Children are natural creators -- they’re born ready to make things, sometimes out of unconventional parts. A makerspace is designed to tap into this natural curiosity and allow kids to try new things with no predetermined outcome.
Our classroom makerspace is stocked with a variety of items such as marshmallows, toothpicks, and tongs. It challenges kids to stretch their thinking and be open to new perspectives. It’s amazing what our students will do when I hand them a cup filled with a random set of objects and ask them to build a habitat for the dinosaurs we were talking about earlier in the day! We routinely rotate the objects in the space to keep fueling the kids’ imaginations with fresh things to investigate.
This type of unstructured, but focused, play is an ideal way to have fun while learning some big concepts.
Choosing how they use a maker space and its materials allows children to develop independence skills. When there’s no set of instructions, the kids take control and use techniques such as trial and error and collaboration to complete whatever project they can imagine. Every small success boosts their self-confidence and increases their ability to work independently.
The magic of watching students use creativity and personal learning strategies to investigate a concept never gets old! For example, we may provide several tools - chopsticks, clothespins, and tweezers and challenge the kids to use them in an art project. Some will dip the tool in paint, and others will use the object to hold a sponge to create their own masterpiece. The resulting child-led art pieces are wonderful, unique expressions of each individual.
Creating something because you want to is a wonderful feeling and our maker space is the perfect place to give kids that opportunity -- anything goes! One of my favorite things to do is sit with the students and ask open-ended questions such as -- “What sparked that idea”? or “How does that work”? Their faces just light up as they explain their creations while also building their verbal communication skills.
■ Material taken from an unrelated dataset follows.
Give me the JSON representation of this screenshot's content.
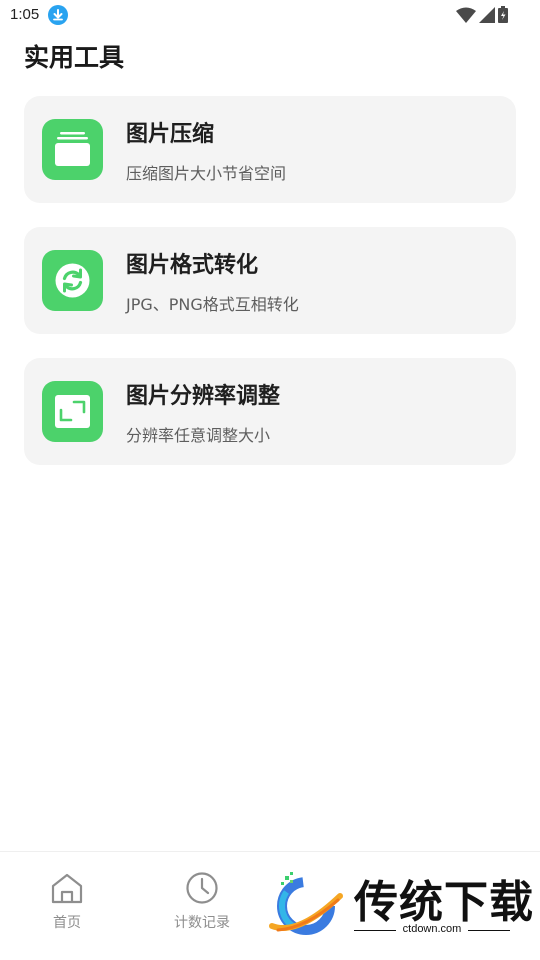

When faced with a roadblock, we want our kids to strategize and find a way to still reach their goals. I’ve noticed that students in our maker space will trade materials with each other instead of quitting on their designs. Learning how to find more resources or design another way to complete a task builds resilience. This sort of negotiation and cooperation is also great practice for the small-group learning activities they’ll continue to participate in throughout their academic life.
Parents love getting involved in our makerspace, too. They donate materials and sometimes even re-create some of our classroom experiments at home. And, if anything wears out at our academy, we add it to the maker space! A recent upgrade resulted in lots of old phones the kids could take apart and use in some amazing ways.
Creativity is the key to designing and using a maker space, and we like to get messy!
For example, I may bring in a bucket of snow to examine or incorporate sensory materials to make learning new and exciting for our students.
Each day, my goal is the same -- to help the kids love the process of learning! The addition of our maker space is just one of the amazing ways we do that here.
by Candace Lowry
Candace Lowry is Curriculum Coordinator, Kiddie Academy of Des Peres. She is among more than 90 extraordinary educators at three Kiddie Academies in O'Fallon, Chesterfield, and Des Peres. Teachers are the foundation of successful early learning for St. Louis Families, and Kiddie Academy draws the best. The schools are NAEYC accredited, a designation earned by fewer than 10% of all preschools in Missouri.